There’s no defined way to treat weeping scalp; it varies depending on the underlying health condition. In most cases, dermatologists prescribe antiseptics, gels, creams, ointments, and anti-inflammatory treatments.
Keep in mind weeping scalp results from scratching and irritation. Therefore, finding ways of managing these symptoms helps deal with the problem.
The doctor may also diagnose a specific health condition, e.g., psoriasis, bacterial infection, scalp folliculitis, or seborrheic dermatitis, and prescribe the necessary medication. The most common remedies include:
- Antihistamines: They are often prescribed to reduce itchiness and treat allergies
- Corticosteroids: Scalp weeping often results from the inflammation of the skin cells, and corticosteroids minimize this symptom and itchiness. Oral steroids like prednisone are the most common corticosteroids prescribed.
- Immunosuppressants: They also reduce inflammation by managing the body’s immune response
Sometimes home remedies are effective at treating weeping scalp. To minimize inflammation, you may apply natural oils like sunflower seed oil, coconut oil, or olive oil. Also, cleaning the scalp with medicated shampoo eases itching.
Weeping scalp and scalp scabs aren’t similar, but they’re symptoms of underlying health conditions like seborrheic dermatitis, scalp psoriasis, shingles, and more. Both conditions also result from inflammation of the scalp or hair follicles and can be itchy and unpleasant.
The main difference is in their form. Weeping scalp occurs when the scalp develops pus-filled sores or blisters, which produce a clear fluid when scratched or popped.

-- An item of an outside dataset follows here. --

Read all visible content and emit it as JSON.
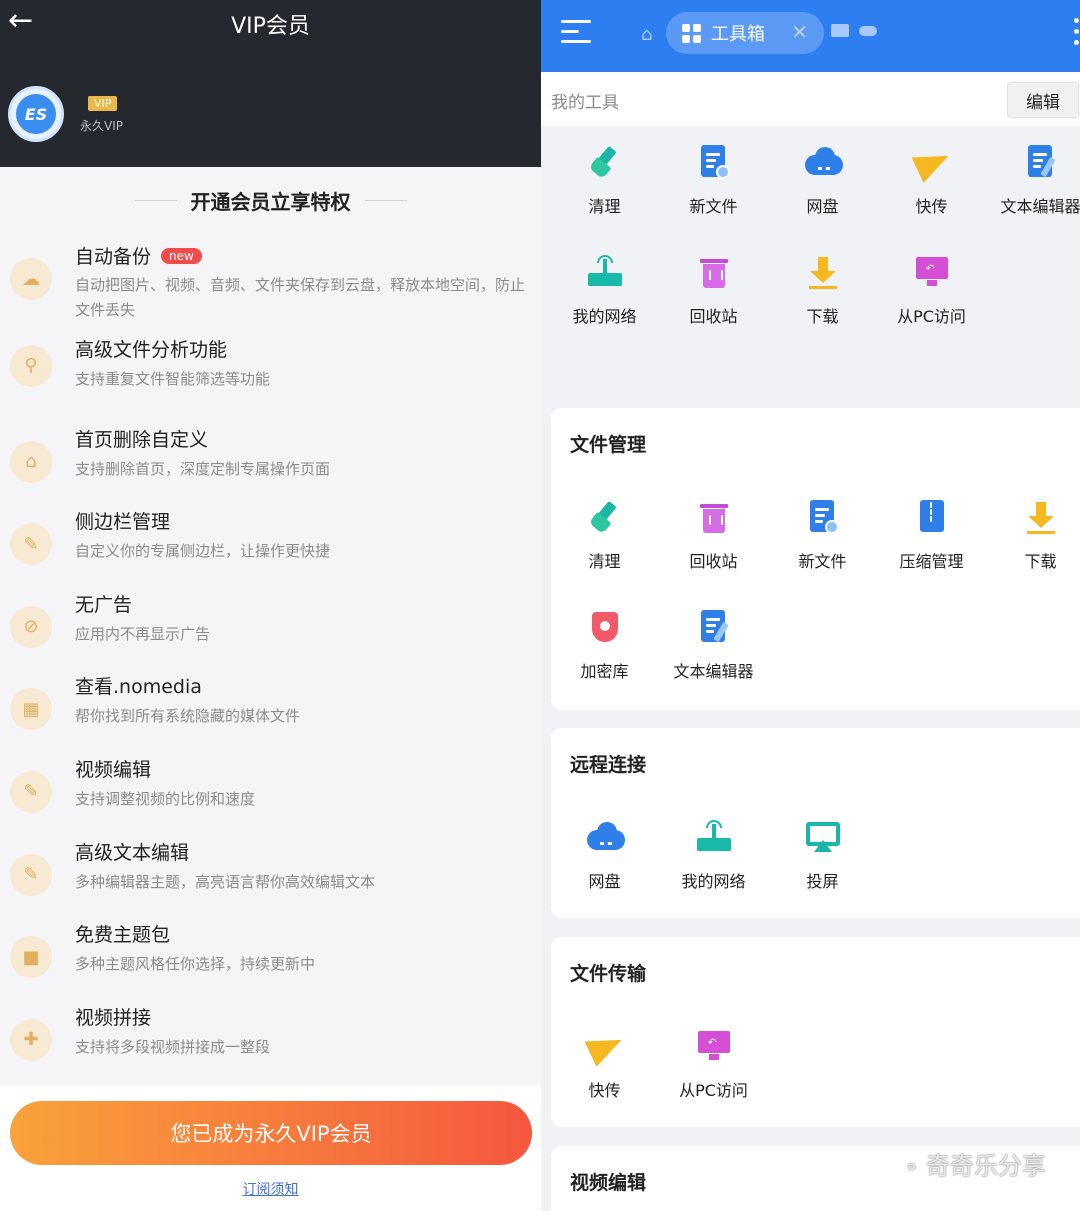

Scabs, on the other hand, are crusty and yellowish. They develop on extremely dry scalps due to high mineral content, excessive hair washing, harsh shampoos, and treatments.
Weeping scalp results from active skin inflammation and bacterial infection. It’s also a symptom of underlying health conditions like Tinea Capitis, and scalp psoriasis to mention a few.
- Weeping scalp is a condition where the scalp produces clear liquid, often due to bacterial infection or inflammation.
- Underlying conditions can include sebum overproduction, bacterial infection, tinea capitis, scalp psoriasis, and seborrheic dermatitis.
- Other factors include scalp folliculitis, cysts, shingles, and allergic contact dermatitis.
- Treatment varies and can include antihistamines, corticosteroids, and immunosuppressants.
- Weeping scalp is different from scalp scabs; the former oozes liquid while the latter forms dry, crusty layers.
- Misdiagnosis can worsen the condition; consult a doctor for accurate diagnosis and treatment.
Yes, scalp psoriasis can ooze pus when the infection is spreading rapidly. It’s important to visit a doctor to avoid to have the infection checked.
Scalp weeping develops after scratching when the inflamed skin develops pus-filled blisters or sores. Itching and scratching cause them to pop open, producing clear fluid.
Scalps ooze yellow liquid when they’re infected with scabs and sores. The scabs may crack, causing a small amount of pink or yellow fluid to ooze.
You can prevent weeping scalp by managing the symptoms of the underlying health condition:
– Applying soothing and moisturizing ointments and creams
– Taking antihistamines to relieve itching
– Taking dietary supplements to boost your immune system
– Applying tacrolimus, steroid, or pimecrolimus creams
– Avoid harsh soaps, shampoos, and cleansers. They should also be free from perfumes and dyes.